═════ Data shown

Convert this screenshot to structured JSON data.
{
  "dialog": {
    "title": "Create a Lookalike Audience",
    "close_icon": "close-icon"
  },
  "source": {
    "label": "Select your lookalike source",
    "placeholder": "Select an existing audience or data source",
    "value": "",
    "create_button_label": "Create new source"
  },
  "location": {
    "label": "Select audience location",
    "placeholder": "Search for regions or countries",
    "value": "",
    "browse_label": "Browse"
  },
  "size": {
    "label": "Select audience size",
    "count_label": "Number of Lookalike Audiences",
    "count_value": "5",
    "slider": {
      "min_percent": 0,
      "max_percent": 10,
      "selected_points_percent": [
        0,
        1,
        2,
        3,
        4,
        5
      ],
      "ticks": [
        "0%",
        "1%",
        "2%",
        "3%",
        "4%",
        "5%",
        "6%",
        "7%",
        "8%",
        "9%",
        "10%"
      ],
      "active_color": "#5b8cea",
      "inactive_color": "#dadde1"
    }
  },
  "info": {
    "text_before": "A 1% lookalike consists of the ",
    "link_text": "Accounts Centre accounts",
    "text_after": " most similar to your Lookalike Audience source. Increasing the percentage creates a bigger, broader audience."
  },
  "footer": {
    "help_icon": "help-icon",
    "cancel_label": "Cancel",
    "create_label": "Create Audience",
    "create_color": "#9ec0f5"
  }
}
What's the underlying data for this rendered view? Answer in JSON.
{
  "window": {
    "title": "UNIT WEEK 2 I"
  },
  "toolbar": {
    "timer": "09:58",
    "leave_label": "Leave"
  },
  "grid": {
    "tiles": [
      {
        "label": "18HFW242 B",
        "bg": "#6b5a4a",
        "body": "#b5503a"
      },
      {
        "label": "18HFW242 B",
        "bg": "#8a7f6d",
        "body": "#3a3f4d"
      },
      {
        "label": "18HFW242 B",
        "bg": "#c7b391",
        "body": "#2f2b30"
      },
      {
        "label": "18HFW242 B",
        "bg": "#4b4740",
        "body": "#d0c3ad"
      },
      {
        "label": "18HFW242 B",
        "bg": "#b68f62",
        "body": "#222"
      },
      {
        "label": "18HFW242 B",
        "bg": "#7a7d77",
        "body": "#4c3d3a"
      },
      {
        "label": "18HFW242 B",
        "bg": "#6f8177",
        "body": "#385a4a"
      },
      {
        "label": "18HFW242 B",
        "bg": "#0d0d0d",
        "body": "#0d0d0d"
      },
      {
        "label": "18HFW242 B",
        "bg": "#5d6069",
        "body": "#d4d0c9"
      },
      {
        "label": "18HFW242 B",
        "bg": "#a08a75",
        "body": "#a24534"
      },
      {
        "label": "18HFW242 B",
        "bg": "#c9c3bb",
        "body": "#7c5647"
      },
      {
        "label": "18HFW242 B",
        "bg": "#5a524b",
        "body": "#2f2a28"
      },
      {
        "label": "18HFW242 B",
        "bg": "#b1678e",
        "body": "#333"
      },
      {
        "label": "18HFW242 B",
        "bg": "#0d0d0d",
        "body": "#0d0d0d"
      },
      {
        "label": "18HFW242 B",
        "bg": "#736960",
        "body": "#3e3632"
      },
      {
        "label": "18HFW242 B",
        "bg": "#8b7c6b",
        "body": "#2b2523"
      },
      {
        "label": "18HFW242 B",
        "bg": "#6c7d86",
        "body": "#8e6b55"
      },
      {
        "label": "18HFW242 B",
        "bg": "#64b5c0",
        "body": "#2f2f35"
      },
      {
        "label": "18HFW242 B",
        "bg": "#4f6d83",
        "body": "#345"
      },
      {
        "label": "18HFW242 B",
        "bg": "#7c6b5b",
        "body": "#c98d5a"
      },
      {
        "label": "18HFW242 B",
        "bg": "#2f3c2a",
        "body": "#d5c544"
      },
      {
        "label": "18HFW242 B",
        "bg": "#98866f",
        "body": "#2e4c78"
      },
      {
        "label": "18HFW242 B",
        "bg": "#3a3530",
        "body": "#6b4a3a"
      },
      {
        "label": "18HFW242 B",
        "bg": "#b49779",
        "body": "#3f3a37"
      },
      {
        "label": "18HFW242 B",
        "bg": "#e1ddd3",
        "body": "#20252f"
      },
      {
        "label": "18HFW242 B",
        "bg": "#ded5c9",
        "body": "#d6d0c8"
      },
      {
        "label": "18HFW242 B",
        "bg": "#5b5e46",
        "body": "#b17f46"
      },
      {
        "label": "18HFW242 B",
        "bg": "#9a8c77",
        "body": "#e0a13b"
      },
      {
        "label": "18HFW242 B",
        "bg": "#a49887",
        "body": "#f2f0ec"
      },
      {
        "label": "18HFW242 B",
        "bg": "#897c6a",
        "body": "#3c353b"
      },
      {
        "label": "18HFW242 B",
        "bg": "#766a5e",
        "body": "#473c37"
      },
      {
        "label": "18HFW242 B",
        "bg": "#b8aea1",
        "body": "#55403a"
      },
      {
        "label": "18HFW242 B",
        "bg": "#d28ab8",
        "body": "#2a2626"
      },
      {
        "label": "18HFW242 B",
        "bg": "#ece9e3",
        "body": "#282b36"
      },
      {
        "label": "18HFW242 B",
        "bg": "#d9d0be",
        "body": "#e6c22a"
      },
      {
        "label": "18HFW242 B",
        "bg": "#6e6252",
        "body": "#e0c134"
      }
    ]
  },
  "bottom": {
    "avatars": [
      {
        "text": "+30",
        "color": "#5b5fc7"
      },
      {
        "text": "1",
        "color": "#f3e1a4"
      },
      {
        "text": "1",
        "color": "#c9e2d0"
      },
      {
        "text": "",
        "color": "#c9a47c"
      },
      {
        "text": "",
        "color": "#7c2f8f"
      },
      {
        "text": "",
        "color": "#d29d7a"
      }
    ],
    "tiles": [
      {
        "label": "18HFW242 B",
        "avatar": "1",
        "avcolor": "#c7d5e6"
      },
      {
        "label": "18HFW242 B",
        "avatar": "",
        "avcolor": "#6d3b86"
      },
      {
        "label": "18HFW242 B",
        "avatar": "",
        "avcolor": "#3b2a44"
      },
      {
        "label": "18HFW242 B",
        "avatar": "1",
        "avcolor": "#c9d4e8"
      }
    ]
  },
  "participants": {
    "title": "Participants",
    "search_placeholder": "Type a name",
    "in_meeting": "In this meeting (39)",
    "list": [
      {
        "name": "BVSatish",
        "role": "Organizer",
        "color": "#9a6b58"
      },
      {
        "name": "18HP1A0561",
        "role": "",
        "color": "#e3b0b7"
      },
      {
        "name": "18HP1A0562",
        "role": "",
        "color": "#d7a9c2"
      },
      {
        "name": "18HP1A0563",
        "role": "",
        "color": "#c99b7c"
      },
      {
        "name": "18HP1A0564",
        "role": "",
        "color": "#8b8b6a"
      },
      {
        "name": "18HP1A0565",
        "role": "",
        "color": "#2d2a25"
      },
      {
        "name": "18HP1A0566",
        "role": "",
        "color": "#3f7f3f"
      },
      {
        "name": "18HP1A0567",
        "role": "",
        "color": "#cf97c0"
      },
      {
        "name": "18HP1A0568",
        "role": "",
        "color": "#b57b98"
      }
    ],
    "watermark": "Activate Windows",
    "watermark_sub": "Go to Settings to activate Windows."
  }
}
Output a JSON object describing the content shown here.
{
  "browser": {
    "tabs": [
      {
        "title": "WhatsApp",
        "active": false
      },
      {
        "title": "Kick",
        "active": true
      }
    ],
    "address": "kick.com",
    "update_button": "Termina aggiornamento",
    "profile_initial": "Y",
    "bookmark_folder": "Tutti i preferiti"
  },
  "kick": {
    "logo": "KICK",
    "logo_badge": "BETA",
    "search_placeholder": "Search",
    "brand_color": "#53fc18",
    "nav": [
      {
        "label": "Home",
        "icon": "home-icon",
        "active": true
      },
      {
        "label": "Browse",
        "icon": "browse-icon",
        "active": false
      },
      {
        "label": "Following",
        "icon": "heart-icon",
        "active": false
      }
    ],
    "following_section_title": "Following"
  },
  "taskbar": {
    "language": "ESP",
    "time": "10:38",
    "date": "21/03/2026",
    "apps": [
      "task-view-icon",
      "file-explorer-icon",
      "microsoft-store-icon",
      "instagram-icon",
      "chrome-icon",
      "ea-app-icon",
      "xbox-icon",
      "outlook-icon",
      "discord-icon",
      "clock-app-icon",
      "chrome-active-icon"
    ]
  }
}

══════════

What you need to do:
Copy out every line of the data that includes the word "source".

Reply to the task:
  "source": {
    "label": "Select your lookalike source",
    "placeholder": "Select an existing audience or data source",
    "create_button_label": "Create new source"
    "text_after": " most similar to your Lookalike Audience source. Increasing the percentage creates a bigger, broader audience."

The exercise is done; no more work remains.